(Provided entries)
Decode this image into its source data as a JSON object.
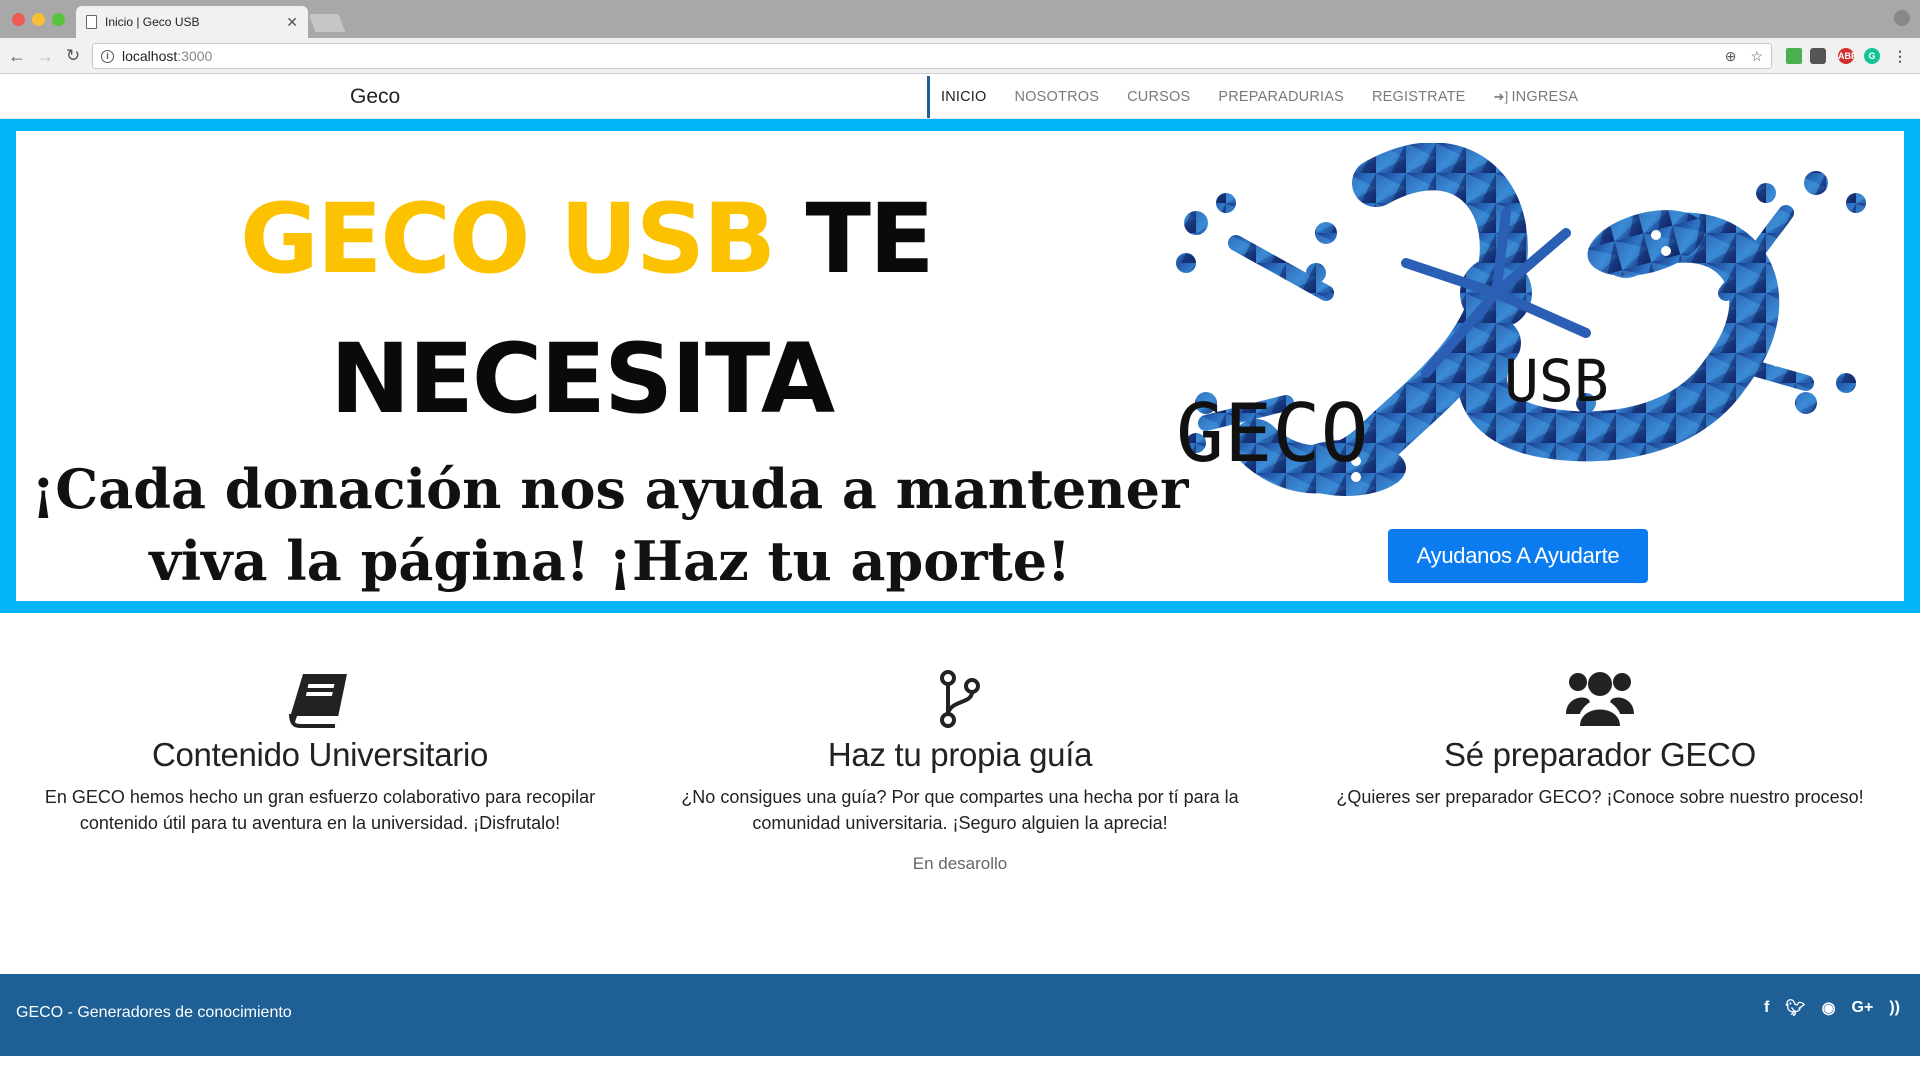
{
  "browser": {
    "tab_title": "Inicio | Geco USB",
    "url_host": "localhost",
    "url_port": ":3000",
    "ext_abp": "ABP"
  },
  "nav": {
    "brand": "Geco",
    "links": [
      "INICIO",
      "NOSOTROS",
      "CURSOS",
      "PREPARADURIAS",
      "REGISTRATE",
      "INGRESA"
    ],
    "active": "INICIO"
  },
  "hero": {
    "line1_yellow": "GECO USB",
    "line1_black": "TE",
    "line2": "NECESITA",
    "line3": "¡Cada donación nos ayuda a mantener viva la página! ¡Haz tu aporte!",
    "logo_text_1": "GECO",
    "logo_text_2": "USB",
    "cta": "Ayudanos A Ayudarte"
  },
  "features": [
    {
      "icon": "book-icon",
      "title": "Contenido Universitario",
      "desc": "En GECO hemos hecho un gran esfuerzo colaborativo para recopilar contenido útil para tu aventura en la universidad. ¡Disfrutalo!"
    },
    {
      "icon": "code-fork-icon",
      "title": "Haz tu propia guía",
      "desc": "¿No consigues una guía? Por que compartes una hecha por tí para la comunidad universitaria. ¡Seguro alguien la aprecia!",
      "note": "En desarollo"
    },
    {
      "icon": "users-icon",
      "title": "Sé preparador GECO",
      "desc": "¿Quieres ser preparador GECO? ¡Conoce sobre nuestro proceso!"
    }
  ],
  "footer": {
    "text": "GECO - Generadores de conocimiento",
    "social": [
      "facebook-icon",
      "twitter-icon",
      "github-icon",
      "google-plus-icon",
      "rss-icon"
    ]
  },
  "colors": {
    "hero_border": "#04b4f8",
    "accent_yellow": "#fcc200",
    "cta_blue": "#0a7cf0",
    "footer_blue": "#1e5f95"
  }
}
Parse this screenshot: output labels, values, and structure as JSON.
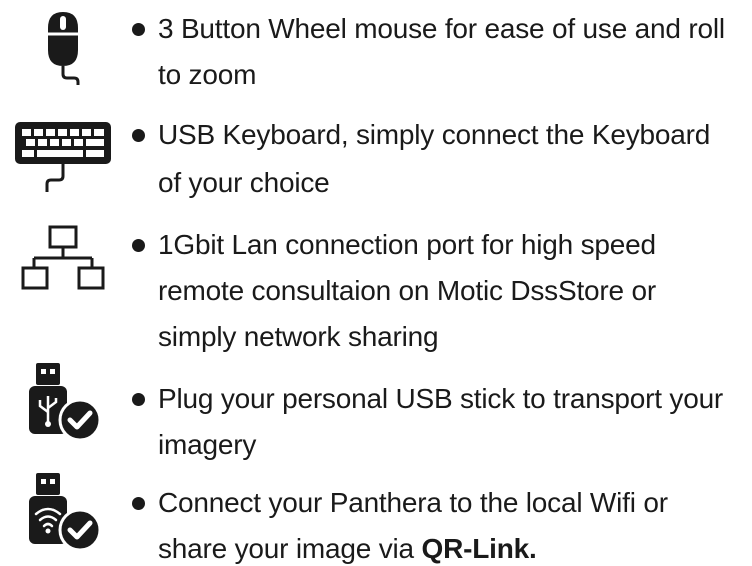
{
  "features": [
    {
      "icon": "mouse-icon",
      "lines": [
        "3 Button Wheel mouse for ease of use and roll",
        "to zoom"
      ]
    },
    {
      "icon": "keyboard-icon",
      "lines": [
        "USB Keyboard, simply connect the Keyboard",
        "of your choice"
      ]
    },
    {
      "icon": "network-icon",
      "lines": [
        "1Gbit Lan connection port for high speed",
        "remote consultaion on Motic DssStore or",
        "simply network sharing"
      ]
    },
    {
      "icon": "usb-stick-check-icon",
      "lines": [
        "Plug your personal USB stick to transport your",
        "imagery"
      ]
    },
    {
      "icon": "wifi-usb-check-icon",
      "lines": [
        "Connect your Panthera to the local Wifi or",
        "share your image via "
      ],
      "emphasis": "QR-Link."
    }
  ]
}
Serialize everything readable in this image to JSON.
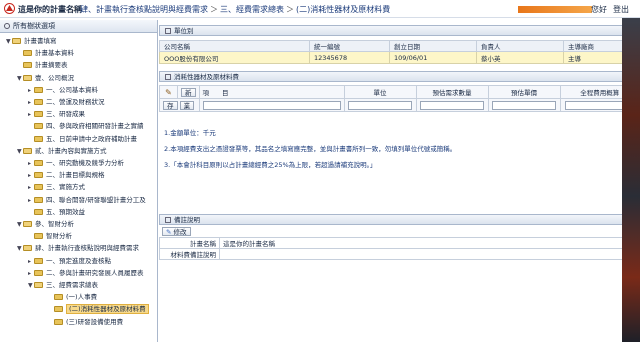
{
  "header": {
    "system_title": "這是你的計畫名稱",
    "breadcrumb": [
      "肆、計畫執行查核點說明與經費需求",
      "三、經費需求總表",
      "(二)消耗性器材及原材料費"
    ],
    "breadcrumb_sep": "＞",
    "greeting": "您好",
    "logout_label": "登出",
    "accent_color": "#e8761a"
  },
  "sidebar": {
    "title": "所有樹狀選項",
    "items": [
      {
        "label": "計畫書填寫",
        "level": 0,
        "toggle": "▼",
        "icon": "folder-open-icon"
      },
      {
        "label": "計畫基本資料",
        "level": 1,
        "toggle": "",
        "icon": "folder-icon"
      },
      {
        "label": "計畫摘要表",
        "level": 1,
        "toggle": "",
        "icon": "folder-icon"
      },
      {
        "label": "壹、公司概況",
        "level": 1,
        "toggle": "▼",
        "icon": "folder-open-icon"
      },
      {
        "label": "一、公司基本資料",
        "level": 2,
        "toggle": "▸",
        "icon": "folder-icon"
      },
      {
        "label": "二、營運及財務狀況",
        "level": 2,
        "toggle": "▸",
        "icon": "folder-icon"
      },
      {
        "label": "三、研發成果",
        "level": 2,
        "toggle": "▸",
        "icon": "folder-icon"
      },
      {
        "label": "四、參與政府相關研發計畫之實績",
        "level": 2,
        "toggle": "",
        "icon": "folder-icon"
      },
      {
        "label": "五、日前申請中之政府補助計畫",
        "level": 2,
        "toggle": "",
        "icon": "folder-icon"
      },
      {
        "label": "貳、計畫內容與實施方式",
        "level": 1,
        "toggle": "▼",
        "icon": "folder-open-icon"
      },
      {
        "label": "一、研究動機及競爭力分析",
        "level": 2,
        "toggle": "▸",
        "icon": "folder-icon"
      },
      {
        "label": "二、計畫目標與規格",
        "level": 2,
        "toggle": "▸",
        "icon": "folder-icon"
      },
      {
        "label": "三、實施方式",
        "level": 2,
        "toggle": "▸",
        "icon": "folder-icon"
      },
      {
        "label": "四、聯合開發/研發聯盟計畫分工及",
        "level": 2,
        "toggle": "▸",
        "icon": "folder-icon"
      },
      {
        "label": "五、預期效益",
        "level": 2,
        "toggle": "",
        "icon": "folder-icon"
      },
      {
        "label": "參、智財分析",
        "level": 1,
        "toggle": "▼",
        "icon": "folder-open-icon"
      },
      {
        "label": "智財分析",
        "level": 2,
        "toggle": "",
        "icon": "folder-icon"
      },
      {
        "label": "肆、計畫執行查核點說明與經費需求",
        "level": 1,
        "toggle": "▼",
        "icon": "folder-open-icon"
      },
      {
        "label": "一、預定進度及查核點",
        "level": 2,
        "toggle": "▸",
        "icon": "folder-icon"
      },
      {
        "label": "二、參與計畫研究發展人員履歷表",
        "level": 2,
        "toggle": "▸",
        "icon": "folder-icon"
      },
      {
        "label": "三、經費需求總表",
        "level": 2,
        "toggle": "▼",
        "icon": "folder-open-icon"
      },
      {
        "label": "(一)人事費",
        "level": 3,
        "toggle": "",
        "icon": "folder-icon"
      },
      {
        "label": "(二)消耗性器材及原材料費",
        "level": 3,
        "toggle": "",
        "icon": "folder-icon",
        "selected": true
      },
      {
        "label": "(三)研發設備使用費",
        "level": 3,
        "toggle": "",
        "icon": "folder-icon"
      }
    ]
  },
  "unit_panel": {
    "title": "單位別",
    "columns": [
      "公司名稱",
      "統一編號",
      "創立日期",
      "負責人",
      "主導廠商"
    ],
    "row": [
      "OOO股份有限公司",
      "12345678",
      "109/06/01",
      "蔡小英",
      "主導"
    ]
  },
  "consumables_panel": {
    "title": "消耗性器材及原材料費",
    "new_label": "新",
    "save_label": "存",
    "cancel_label": "業",
    "columns": [
      "項　　目",
      "單位",
      "預估需求數量",
      "預估單價",
      "全程費用概算"
    ]
  },
  "notes": {
    "line1": "1.金額單位：千元",
    "line2": "2.本項經費支出之憑證發票等，其品名之填寫應完整，並與計畫書所列一致，勿填列單位代號或簡稱。",
    "line3": "3.「本會計科目原則以占計畫總經費之25%為上限，若超過請補充說明。」"
  },
  "remark_panel": {
    "title": "備註說明",
    "edit_label": "修改",
    "plan_label": "計畫名稱",
    "plan_value": "這是你的計畫名稱",
    "remark_label": "材料費備註說明"
  }
}
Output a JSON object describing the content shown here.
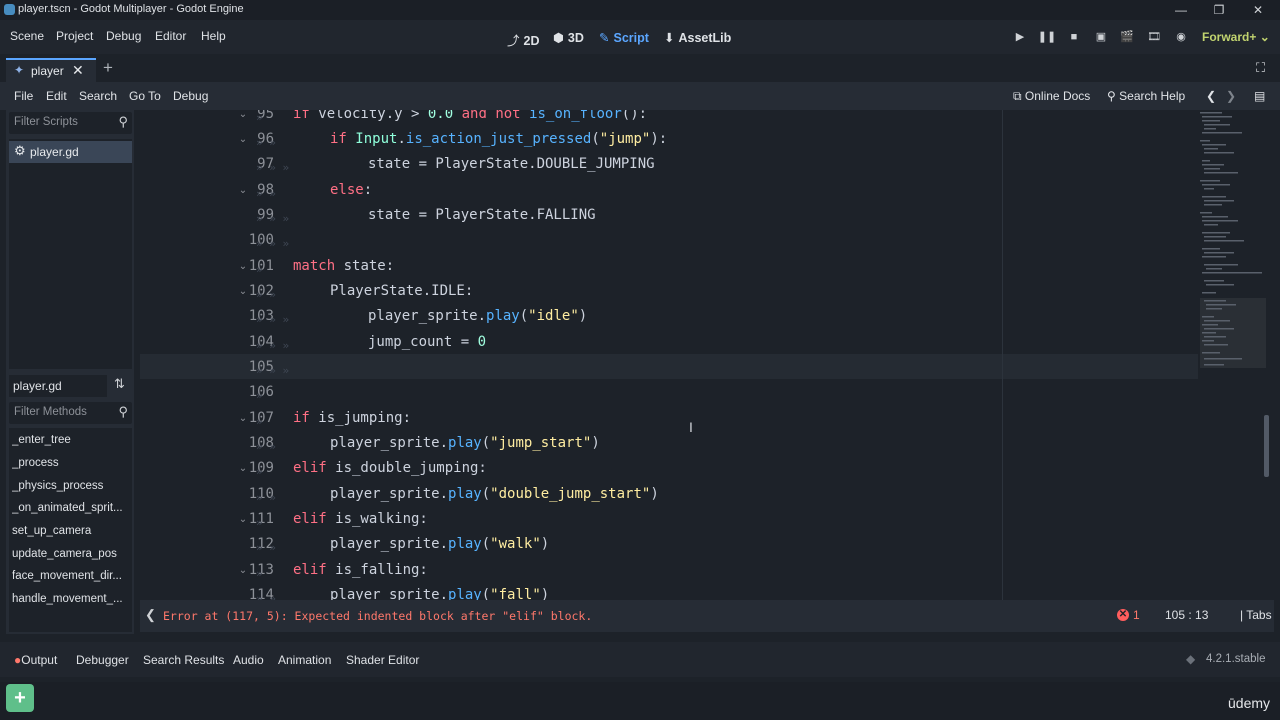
{
  "window": {
    "title": "player.tscn - Godot Multiplayer - Godot Engine",
    "minimize": "—",
    "maximize": "❐",
    "close": "✕"
  },
  "menubar": {
    "items": [
      "Scene",
      "Project",
      "Debug",
      "Editor",
      "Help"
    ],
    "workspaces": [
      {
        "icon": "⤴",
        "label": "2D"
      },
      {
        "icon": "⬢",
        "label": "3D"
      },
      {
        "icon": "✎",
        "label": "Script"
      },
      {
        "icon": "⬇",
        "label": "AssetLib"
      }
    ],
    "renderer": "Forward+"
  },
  "tabs": {
    "open": [
      "player"
    ],
    "add": "+"
  },
  "script_menu": {
    "items": [
      "File",
      "Edit",
      "Search",
      "Go To",
      "Debug"
    ],
    "online_docs": "Online Docs",
    "search_help": "Search Help"
  },
  "left_panel": {
    "filter_scripts_placeholder": "Filter Scripts",
    "scripts": [
      "player.gd"
    ],
    "current_script": "player.gd",
    "filter_methods_placeholder": "Filter Methods",
    "methods": [
      "_enter_tree",
      "_process",
      "_physics_process",
      "_on_animated_sprit...",
      "set_up_camera",
      "update_camera_pos",
      "face_movement_dir...",
      "handle_movement_..."
    ]
  },
  "editor": {
    "line_numbers": [
      "95",
      "96",
      "97",
      "98",
      "99",
      "100",
      "101",
      "102",
      "103",
      "104",
      "105",
      "106",
      "107",
      "108",
      "109",
      "110",
      "111",
      "112",
      "113",
      "114"
    ]
  },
  "status": {
    "error_message": "Error at (117, 5): Expected indented block after \"elif\" block.",
    "error_count": "1",
    "cursor_line": "105",
    "cursor_col": "13",
    "indent_mode": "Tabs"
  },
  "bottom_panel": {
    "tabs": [
      "Output",
      "Debugger",
      "Search Results",
      "Audio",
      "Animation",
      "Shader Editor"
    ],
    "version": "4.2.1.stable"
  },
  "taskbar": {
    "brand": "ūdemy"
  },
  "colors": {
    "accent": "#5ba6ff",
    "keyword": "#ff7085",
    "string": "#ffeda1",
    "function": "#57b3ff",
    "error": "#ff786b"
  }
}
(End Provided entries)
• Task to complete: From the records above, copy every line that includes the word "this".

• The answer:
Decode this image into its source data as a JSON object.
Parse this screenshot: output labels, values, and structure as JSON.
Serialize everything readable in this image to JSON.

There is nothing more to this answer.